* **What to do**: Reproduce the listing below without any change.

* **Records supplied**:

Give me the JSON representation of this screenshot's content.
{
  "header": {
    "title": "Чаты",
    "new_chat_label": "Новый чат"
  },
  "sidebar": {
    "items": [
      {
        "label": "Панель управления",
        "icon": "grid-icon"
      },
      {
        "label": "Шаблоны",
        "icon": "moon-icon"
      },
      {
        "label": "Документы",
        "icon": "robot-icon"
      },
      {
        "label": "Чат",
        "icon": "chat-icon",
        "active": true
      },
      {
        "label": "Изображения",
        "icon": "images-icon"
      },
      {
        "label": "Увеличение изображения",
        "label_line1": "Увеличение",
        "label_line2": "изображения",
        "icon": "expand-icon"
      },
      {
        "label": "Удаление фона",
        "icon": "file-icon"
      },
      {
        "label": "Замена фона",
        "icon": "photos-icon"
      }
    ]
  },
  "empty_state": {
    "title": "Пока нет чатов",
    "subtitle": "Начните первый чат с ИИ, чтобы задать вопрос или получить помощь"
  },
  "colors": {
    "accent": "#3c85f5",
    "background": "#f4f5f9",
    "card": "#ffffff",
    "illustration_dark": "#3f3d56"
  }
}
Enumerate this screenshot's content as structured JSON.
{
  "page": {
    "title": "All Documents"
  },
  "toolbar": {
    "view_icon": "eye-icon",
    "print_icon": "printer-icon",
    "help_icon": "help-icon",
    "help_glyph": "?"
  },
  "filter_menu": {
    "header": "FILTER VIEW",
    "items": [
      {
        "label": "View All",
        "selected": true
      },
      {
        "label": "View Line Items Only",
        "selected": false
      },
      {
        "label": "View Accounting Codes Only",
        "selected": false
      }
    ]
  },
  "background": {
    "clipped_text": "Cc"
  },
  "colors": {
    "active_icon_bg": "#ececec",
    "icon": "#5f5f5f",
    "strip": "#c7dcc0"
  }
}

* **Exercise answer**:
Give me the JSON representation of this screenshot's content.
{
  "header": {
    "title": "Чаты",
    "new_chat_label": "Новый чат"
  },
  "sidebar": {
    "items": [
      {
        "label": "Панель управления",
        "icon": "grid-icon"
      },
      {
        "label": "Шаблоны",
        "icon": "moon-icon"
      },
      {
        "label": "Документы",
        "icon": "robot-icon"
      },
      {
        "label": "Чат",
        "icon": "chat-icon",
        "active": true
      },
      {
        "label": "Изображения",
        "icon": "images-icon"
      },
      {
        "label": "Увеличение изображения",
        "label_line1": "Увеличение",
        "label_line2": "изображения",
        "icon": "expand-icon"
      },
      {
        "label": "Удаление фона",
        "icon": "file-icon"
      },
      {
        "label": "Замена фона",
        "icon": "photos-icon"
      }
    ]
  },
  "empty_state": {
    "title": "Пока нет чатов",
    "subtitle": "Начните первый чат с ИИ, чтобы задать вопрос или получить помощь"
  },
  "colors": {
    "accent": "#3c85f5",
    "background": "#f4f5f9",
    "card": "#ffffff",
    "illustration_dark": "#3f3d56"
  }
}
Enumerate this screenshot's content as structured JSON.
{
  "page": {
    "title": "All Documents"
  },
  "toolbar": {
    "view_icon": "eye-icon",
    "print_icon": "printer-icon",
    "help_icon": "help-icon",
    "help_glyph": "?"
  },
  "filter_menu": {
    "header": "FILTER VIEW",
    "items": [
      {
        "label": "View All",
        "selected": true
      },
      {
        "label": "View Line Items Only",
        "selected": false
      },
      {
        "label": "View Accounting Codes Only",
        "selected": false
      }
    ]
  },
  "background": {
    "clipped_text": "Cc"
  },
  "colors": {
    "active_icon_bg": "#ececec",
    "icon": "#5f5f5f",
    "strip": "#c7dcc0"
  }
}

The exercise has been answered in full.